UK Freedom of religion alert – Christian pharmacists could be required to prescribe abortion pills

United Kingdom

In a little-noticed move the General Pharmaceutical Council (GPhC), which regulates pharmacists and pharmacy technicians, has quietly slipped a proposal into a consultation document that would require Christian pharmacists to prescribe abortion drugs. If this were to be included in the new professional code of conduct, any pharmacists who objected could be barred from the profession.  The proposal illustrates the increasing attempt to impose partisan socially liberal values on Christians that is effectively imposing a test of secular liberal humanist belief on some professions.

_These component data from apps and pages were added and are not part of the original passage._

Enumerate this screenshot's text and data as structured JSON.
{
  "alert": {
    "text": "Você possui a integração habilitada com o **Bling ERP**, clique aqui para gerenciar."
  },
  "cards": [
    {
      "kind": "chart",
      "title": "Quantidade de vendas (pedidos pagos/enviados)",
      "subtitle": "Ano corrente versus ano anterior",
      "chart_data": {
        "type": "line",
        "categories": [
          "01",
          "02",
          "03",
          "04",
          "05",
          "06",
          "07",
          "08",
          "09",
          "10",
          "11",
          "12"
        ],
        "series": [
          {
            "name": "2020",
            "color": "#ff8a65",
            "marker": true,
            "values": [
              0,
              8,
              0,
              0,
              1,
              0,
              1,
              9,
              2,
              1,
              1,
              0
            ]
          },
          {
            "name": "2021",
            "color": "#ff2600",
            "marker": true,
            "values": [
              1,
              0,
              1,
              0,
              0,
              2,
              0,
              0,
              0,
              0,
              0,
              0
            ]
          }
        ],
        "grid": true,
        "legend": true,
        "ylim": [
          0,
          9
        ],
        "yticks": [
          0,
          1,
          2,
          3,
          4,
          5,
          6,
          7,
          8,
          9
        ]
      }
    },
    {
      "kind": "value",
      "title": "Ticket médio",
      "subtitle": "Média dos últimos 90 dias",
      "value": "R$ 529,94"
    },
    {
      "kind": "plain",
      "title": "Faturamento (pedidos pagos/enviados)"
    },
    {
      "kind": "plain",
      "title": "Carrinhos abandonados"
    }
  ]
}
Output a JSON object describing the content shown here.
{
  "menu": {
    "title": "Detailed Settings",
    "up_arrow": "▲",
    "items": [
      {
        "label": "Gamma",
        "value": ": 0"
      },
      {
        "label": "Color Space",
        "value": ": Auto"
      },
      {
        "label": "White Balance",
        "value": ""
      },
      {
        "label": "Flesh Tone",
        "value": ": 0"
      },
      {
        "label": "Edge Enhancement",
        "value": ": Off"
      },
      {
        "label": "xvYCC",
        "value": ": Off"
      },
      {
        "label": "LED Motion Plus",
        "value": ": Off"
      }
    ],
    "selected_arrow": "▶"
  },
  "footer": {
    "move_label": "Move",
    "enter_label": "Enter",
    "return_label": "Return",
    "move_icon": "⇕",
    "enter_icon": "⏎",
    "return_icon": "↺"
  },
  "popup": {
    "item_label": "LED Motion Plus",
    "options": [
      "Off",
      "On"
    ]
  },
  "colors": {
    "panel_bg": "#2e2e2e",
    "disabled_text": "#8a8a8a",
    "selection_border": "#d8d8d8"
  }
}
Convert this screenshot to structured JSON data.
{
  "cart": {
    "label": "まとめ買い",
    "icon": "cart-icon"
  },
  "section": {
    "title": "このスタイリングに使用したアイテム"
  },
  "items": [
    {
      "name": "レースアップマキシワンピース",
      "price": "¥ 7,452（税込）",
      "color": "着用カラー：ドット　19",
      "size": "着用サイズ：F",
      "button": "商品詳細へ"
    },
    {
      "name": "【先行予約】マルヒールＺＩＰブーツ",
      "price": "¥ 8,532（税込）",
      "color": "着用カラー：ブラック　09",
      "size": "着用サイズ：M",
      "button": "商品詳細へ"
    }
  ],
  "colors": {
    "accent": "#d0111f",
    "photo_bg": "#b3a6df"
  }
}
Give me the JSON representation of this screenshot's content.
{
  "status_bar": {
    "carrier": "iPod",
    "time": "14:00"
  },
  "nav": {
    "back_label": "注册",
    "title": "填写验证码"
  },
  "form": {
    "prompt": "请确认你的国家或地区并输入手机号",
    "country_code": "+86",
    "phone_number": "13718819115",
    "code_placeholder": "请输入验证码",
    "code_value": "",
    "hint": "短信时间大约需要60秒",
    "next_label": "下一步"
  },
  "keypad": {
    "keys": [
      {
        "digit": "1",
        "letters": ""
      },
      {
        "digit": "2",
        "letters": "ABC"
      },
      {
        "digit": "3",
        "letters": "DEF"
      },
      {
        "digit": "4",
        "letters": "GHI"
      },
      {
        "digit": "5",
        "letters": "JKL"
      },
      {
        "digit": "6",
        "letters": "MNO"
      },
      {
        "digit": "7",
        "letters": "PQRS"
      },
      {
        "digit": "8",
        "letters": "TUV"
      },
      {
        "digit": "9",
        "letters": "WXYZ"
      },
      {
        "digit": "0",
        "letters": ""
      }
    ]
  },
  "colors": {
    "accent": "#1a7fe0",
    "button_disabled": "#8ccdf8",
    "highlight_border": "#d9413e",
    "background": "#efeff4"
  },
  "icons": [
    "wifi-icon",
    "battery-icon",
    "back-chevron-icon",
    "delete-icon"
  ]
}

When abortion was legalised in 1967, theoretically only for certain limited reasons, a specific conscience clause was included so that no health professionals would be obliged to take part in abortions if it was against their conscience. 

In 2010 the GPhC produced a legally binding code of conduct requiring pharmacists to inform their employers if their beliefs prevented them prescribing abortion pills and specifically to refer patients to other pharmacists who would provide them.

In 2011, new guidance from the GPhC required pharmacy staff not only to refer patients to other pharmacists who would provide abortion drugs, but also to ring ahead to check that the drugs were in stock. The new guidance also made clear that employers could legally discriminate against any potential employees who had a conscientious objection to prescribing abortion drugs.

Now in 2017, under the proposed new code, which would take effect from 1st May 2017, all pharmacists and pharmacy technicians would be required to prescribe abortion drugs themselves and not to allow “personal values and belief” to “compromise” this. The General Pharmaceutical Council consultation document states that “This is a significant change from the present position”. Yet this change has not been debated by parliament – it is being proposed by a body without any meaningful accountability to the public for its actions.

This is part of a wider pattern. In the two centuries prior to 1888 the UK abolished all requirements for anyone in the public sector to be required to hold a particular set of religious or philosophical beliefs. This was also specifically written into the constitutions of some newly independent countries such as the USA (1787) and Australia (1900). Now, however, those wishing to enter an increasing number of professions and public offices, including marriage registrars and magistrates sitting on adoption panels, are effectively being required to sign up to a new secular liberal humanist Test Act – or be excluded from those positions.

Anyone wishing to respond to the General Pharmaceutical Council’s consultation on religion, personal values and beliefs in pharmacy practice can do so HERE